◆ Activity:
Reproduce the records below exactly as shown.

◆ Source data:
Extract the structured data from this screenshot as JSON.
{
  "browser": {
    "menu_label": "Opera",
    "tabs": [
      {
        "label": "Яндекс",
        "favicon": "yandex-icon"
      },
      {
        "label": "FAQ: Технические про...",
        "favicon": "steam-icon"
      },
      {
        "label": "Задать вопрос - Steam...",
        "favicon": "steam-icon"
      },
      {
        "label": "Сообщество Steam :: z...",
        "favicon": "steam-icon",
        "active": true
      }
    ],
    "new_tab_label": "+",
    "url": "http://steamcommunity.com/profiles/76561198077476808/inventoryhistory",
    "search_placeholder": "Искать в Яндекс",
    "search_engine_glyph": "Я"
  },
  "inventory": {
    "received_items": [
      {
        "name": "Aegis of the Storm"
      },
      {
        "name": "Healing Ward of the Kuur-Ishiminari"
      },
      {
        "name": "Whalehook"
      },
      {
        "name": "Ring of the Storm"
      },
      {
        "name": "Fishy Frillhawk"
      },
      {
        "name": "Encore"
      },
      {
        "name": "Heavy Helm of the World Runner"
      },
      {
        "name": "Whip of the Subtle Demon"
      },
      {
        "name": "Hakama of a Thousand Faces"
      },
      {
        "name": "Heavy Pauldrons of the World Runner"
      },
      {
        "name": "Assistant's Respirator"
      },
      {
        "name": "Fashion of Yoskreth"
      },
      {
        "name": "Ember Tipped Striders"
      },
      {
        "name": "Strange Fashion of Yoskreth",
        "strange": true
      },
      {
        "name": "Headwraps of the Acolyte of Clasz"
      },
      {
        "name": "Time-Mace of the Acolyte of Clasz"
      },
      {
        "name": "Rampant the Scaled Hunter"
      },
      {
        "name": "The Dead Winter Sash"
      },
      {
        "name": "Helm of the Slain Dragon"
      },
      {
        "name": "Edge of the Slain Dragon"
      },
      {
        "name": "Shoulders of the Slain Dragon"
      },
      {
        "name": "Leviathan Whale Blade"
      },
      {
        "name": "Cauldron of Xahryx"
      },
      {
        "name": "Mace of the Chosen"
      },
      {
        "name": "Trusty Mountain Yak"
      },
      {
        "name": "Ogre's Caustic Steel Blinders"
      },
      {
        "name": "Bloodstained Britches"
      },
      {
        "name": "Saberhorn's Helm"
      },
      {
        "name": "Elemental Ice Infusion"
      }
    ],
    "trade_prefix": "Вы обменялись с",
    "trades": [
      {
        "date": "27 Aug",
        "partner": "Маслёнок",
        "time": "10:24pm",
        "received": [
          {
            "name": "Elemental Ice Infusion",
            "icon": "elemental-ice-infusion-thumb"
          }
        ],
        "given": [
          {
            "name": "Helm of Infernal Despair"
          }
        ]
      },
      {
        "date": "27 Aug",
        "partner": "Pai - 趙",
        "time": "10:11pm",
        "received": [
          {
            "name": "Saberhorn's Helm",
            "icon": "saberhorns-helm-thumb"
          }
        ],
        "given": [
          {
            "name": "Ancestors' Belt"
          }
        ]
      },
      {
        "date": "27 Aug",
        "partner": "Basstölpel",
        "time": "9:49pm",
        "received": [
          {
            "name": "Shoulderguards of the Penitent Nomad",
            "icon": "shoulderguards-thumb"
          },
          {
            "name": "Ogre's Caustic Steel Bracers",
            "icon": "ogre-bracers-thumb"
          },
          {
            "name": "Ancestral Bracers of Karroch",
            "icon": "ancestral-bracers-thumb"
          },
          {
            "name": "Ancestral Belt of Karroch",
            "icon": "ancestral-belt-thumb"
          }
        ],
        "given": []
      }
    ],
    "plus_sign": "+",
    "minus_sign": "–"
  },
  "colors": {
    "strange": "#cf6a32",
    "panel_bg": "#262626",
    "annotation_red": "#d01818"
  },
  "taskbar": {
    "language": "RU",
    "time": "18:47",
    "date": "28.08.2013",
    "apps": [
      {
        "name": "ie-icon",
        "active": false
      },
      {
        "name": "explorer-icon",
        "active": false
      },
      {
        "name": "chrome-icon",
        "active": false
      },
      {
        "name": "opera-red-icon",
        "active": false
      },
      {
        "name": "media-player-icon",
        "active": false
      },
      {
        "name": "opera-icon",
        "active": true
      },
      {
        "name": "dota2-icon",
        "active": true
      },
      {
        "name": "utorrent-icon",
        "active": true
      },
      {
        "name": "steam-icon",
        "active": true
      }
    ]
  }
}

◆ Solution to this problem:
Extract the structured data from this screenshot as JSON.
{
  "browser": {
    "menu_label": "Opera",
    "tabs": [
      {
        "label": "Яндекс",
        "favicon": "yandex-icon"
      },
      {
        "label": "FAQ: Технические про...",
        "favicon": "steam-icon"
      },
      {
        "label": "Задать вопрос - Steam...",
        "favicon": "steam-icon"
      },
      {
        "label": "Сообщество Steam :: z...",
        "favicon": "steam-icon",
        "active": true
      }
    ],
    "new_tab_label": "+",
    "url": "http://steamcommunity.com/profiles/76561198077476808/inventoryhistory",
    "search_placeholder": "Искать в Яндекс",
    "search_engine_glyph": "Я"
  },
  "inventory": {
    "received_items": [
      {
        "name": "Aegis of the Storm"
      },
      {
        "name": "Healing Ward of the Kuur-Ishiminari"
      },
      {
        "name": "Whalehook"
      },
      {
        "name": "Ring of the Storm"
      },
      {
        "name": "Fishy Frillhawk"
      },
      {
        "name": "Encore"
      },
      {
        "name": "Heavy Helm of the World Runner"
      },
      {
        "name": "Whip of the Subtle Demon"
      },
      {
        "name": "Hakama of a Thousand Faces"
      },
      {
        "name": "Heavy Pauldrons of the World Runner"
      },
      {
        "name": "Assistant's Respirator"
      },
      {
        "name": "Fashion of Yoskreth"
      },
      {
        "name": "Ember Tipped Striders"
      },
      {
        "name": "Strange Fashion of Yoskreth",
        "strange": true
      },
      {
        "name": "Headwraps of the Acolyte of Clasz"
      },
      {
        "name": "Time-Mace of the Acolyte of Clasz"
      },
      {
        "name": "Rampant the Scaled Hunter"
      },
      {
        "name": "The Dead Winter Sash"
      },
      {
        "name": "Helm of the Slain Dragon"
      },
      {
        "name": "Edge of the Slain Dragon"
      },
      {
        "name": "Shoulders of the Slain Dragon"
      },
      {
        "name": "Leviathan Whale Blade"
      },
      {
        "name": "Cauldron of Xahryx"
      },
      {
        "name": "Mace of the Chosen"
      },
      {
        "name": "Trusty Mountain Yak"
      },
      {
        "name": "Ogre's Caustic Steel Blinders"
      },
      {
        "name": "Bloodstained Britches"
      },
      {
        "name": "Saberhorn's Helm"
      },
      {
        "name": "Elemental Ice Infusion"
      }
    ],
    "trade_prefix": "Вы обменялись с",
    "trades": [
      {
        "date": "27 Aug",
        "partner": "Маслёнок",
        "time": "10:24pm",
        "received": [
          {
            "name": "Elemental Ice Infusion",
            "icon": "elemental-ice-infusion-thumb"
          }
        ],
        "given": [
          {
            "name": "Helm of Infernal Despair"
          }
        ]
      },
      {
        "date": "27 Aug",
        "partner": "Pai - 趙",
        "time": "10:11pm",
        "received": [
          {
            "name": "Saberhorn's Helm",
            "icon": "saberhorns-helm-thumb"
          }
        ],
        "given": [
          {
            "name": "Ancestors' Belt"
          }
        ]
      },
      {
        "date": "27 Aug",
        "partner": "Basstölpel",
        "time": "9:49pm",
        "received": [
          {
            "name": "Shoulderguards of the Penitent Nomad",
            "icon": "shoulderguards-thumb"
          },
          {
            "name": "Ogre's Caustic Steel Bracers",
            "icon": "ogre-bracers-thumb"
          },
          {
            "name": "Ancestral Bracers of Karroch",
            "icon": "ancestral-bracers-thumb"
          },
          {
            "name": "Ancestral Belt of Karroch",
            "icon": "ancestral-belt-thumb"
          }
        ],
        "given": []
      }
    ],
    "plus_sign": "+",
    "minus_sign": "–"
  },
  "colors": {
    "strange": "#cf6a32",
    "panel_bg": "#262626",
    "annotation_red": "#d01818"
  },
  "taskbar": {
    "language": "RU",
    "time": "18:47",
    "date": "28.08.2013",
    "apps": [
      {
        "name": "ie-icon",
        "active": false
      },
      {
        "name": "explorer-icon",
        "active": false
      },
      {
        "name": "chrome-icon",
        "active": false
      },
      {
        "name": "opera-red-icon",
        "active": false
      },
      {
        "name": "media-player-icon",
        "active": false
      },
      {
        "name": "opera-icon",
        "active": true
      },
      {
        "name": "dota2-icon",
        "active": true
      },
      {
        "name": "utorrent-icon",
        "active": true
      },
      {
        "name": "steam-icon",
        "active": true
      }
    ]
  }
}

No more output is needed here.